German term for "Champagner-Köpfen" (sabrage = "sabre"), where preferably the neck is cut off cleanly with the sabre of a bottle of champagne (can of course also be used with Sektsparkling wine bottles). According to a lesser known version, sabrage is derived from "sabler" (sand, covering/spreading with sand), which in 1695 was given the meaning "drink it all in one go" in French. Allegedly Voltaire (1694-1778) interpreted the term as "drinking champagne en masse". According to the current version, however, the term is derived from "Sabre" (sword, sabre). The custom has an old tradition from the pre-Napoleonic France and Russia of the Tsarist era. At that time it was cultivated by French cavalry officers and higher ranks of the tsarist army at large receptions and celebrations.
In many sources the invention is attributed to the French Emperor Napoleon (1769-1821), although it was probably already in use before his time. In any case, he used to enjoy such opened champagne bottles after a won battle with his officers. Since Napoleon won over 50 battles, one can assume a certain skill. However, he probably cultivated the custom even after a dozen or so defeats, because he remarked about champagne: "After victory you deserve it, after defeat you need it. The Confrérie du Sabre d'Or in Champagne, with branches in other countries, is dedicated to this art and to the cultivation of other champagne traditions. But it is also common in private circles on special occasions and in various restaurants. However, the process should never be imagined in the form of a classic "beheading". In any case, it is advisable to practice it (if at all) exclusively outdoors and to be extremely careful.
There are own Sabriersäbel in the trade in the length of 50 to 70 centimeters and a weight of 500 to 1,200 grams. However, a normal, larger and heavier kitchen knife can also be used, which is of course much less stylish (other objects such as the bottom of a champagne glass are also used). First the foil on the bottle neck and optionally also the agraffe must be removed, but this must be done very carefully. The bottle must now be turned so that the longitudinal seam points exactly upwards. This relatively fine seam, which is not always present, must be felt beforehand.
Now take the slightly upward sloping bottle with the neck facing forward firmly in one hand and the arm almost stretched out. Make sure that there is sufficient safety distance to the front, back and sides.

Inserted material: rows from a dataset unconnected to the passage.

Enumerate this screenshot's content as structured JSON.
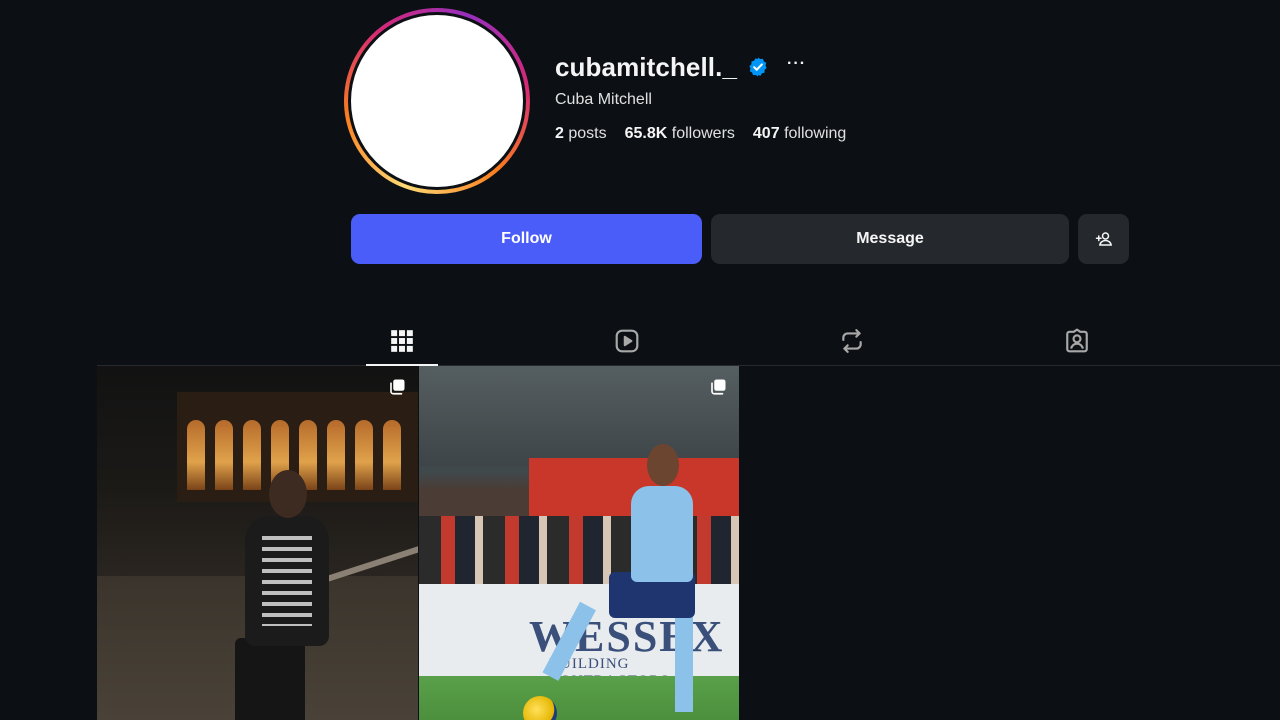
{
  "profile": {
    "username": "cubamitchell._",
    "full_name": "Cuba Mitchell",
    "verified": true,
    "stats": {
      "posts_count": "2",
      "posts_label": "posts",
      "followers_count": "65.8K",
      "followers_label": "followers",
      "following_count": "407",
      "following_label": "following"
    }
  },
  "actions": {
    "follow_label": "Follow",
    "message_label": "Message",
    "more_label": "···"
  },
  "tabs": [
    {
      "icon": "grid-icon",
      "active": true
    },
    {
      "icon": "reels-icon",
      "active": false
    },
    {
      "icon": "reposts-icon",
      "active": false
    },
    {
      "icon": "tagged-icon",
      "active": false
    }
  ],
  "posts": [
    {
      "multi_image": true,
      "board_text": ""
    },
    {
      "multi_image": true,
      "board_text": "WESSEX",
      "board_sub": "BUILDING CONTRACTORS"
    }
  ],
  "colors": {
    "background": "#0c1014",
    "follow_button": "#4a5df9",
    "secondary_button": "#25292e",
    "verified_badge": "#0095f6"
  }
}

Under no circumstances should the neck of the bottle be held towards people or fragile objects. This is because the neck with the cork can be hurled 15 to 20 metres away at high speed. In France, it is customary to label it with the opening date and to keep it as a good luck charm.
The sabre (the knife) is placed with the edge of the blade facing forward parallel to the bottle, just after the label (but some instructions require "absolutely with the back"). Under no circumstances should the label be damaged - not even touched - "because that brings bad luck". The blade should ideally be slightly inclined at about 20 degrees. The sabre is now guided in a controlled movement with relatively little momentum along the bottle body towards the cork and struck against the bulge (by no means the cork) of the bottle head, if possible at the point where the longitudinal seam merges into the transverse bulge. This bead represents a kind of predetermined breaking point. This causes the cork with the bottle neck head to explode.

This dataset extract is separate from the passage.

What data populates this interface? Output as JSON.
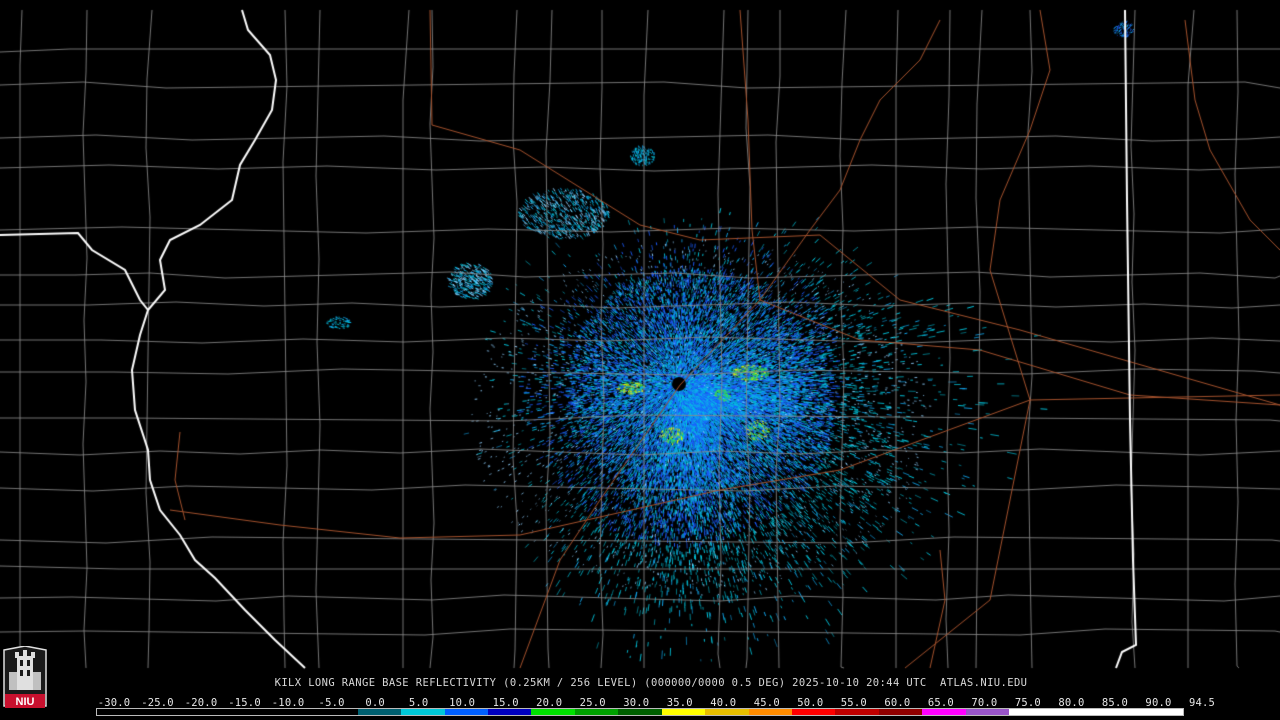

If the procedure is carried out optimally, neither glass splinters nor sharp edges on the bottle neck will occur. The penetration of possible splinters is also prevented by the strong carbon dioxide pressure. In any case, the practice is not undisputed. However, the argument sometimes voiced that a champagne (sparkling wine) tastes better by drooling is not valid. In the video (click to view) the process is described briefly and clearly. See also under customs in viticulture.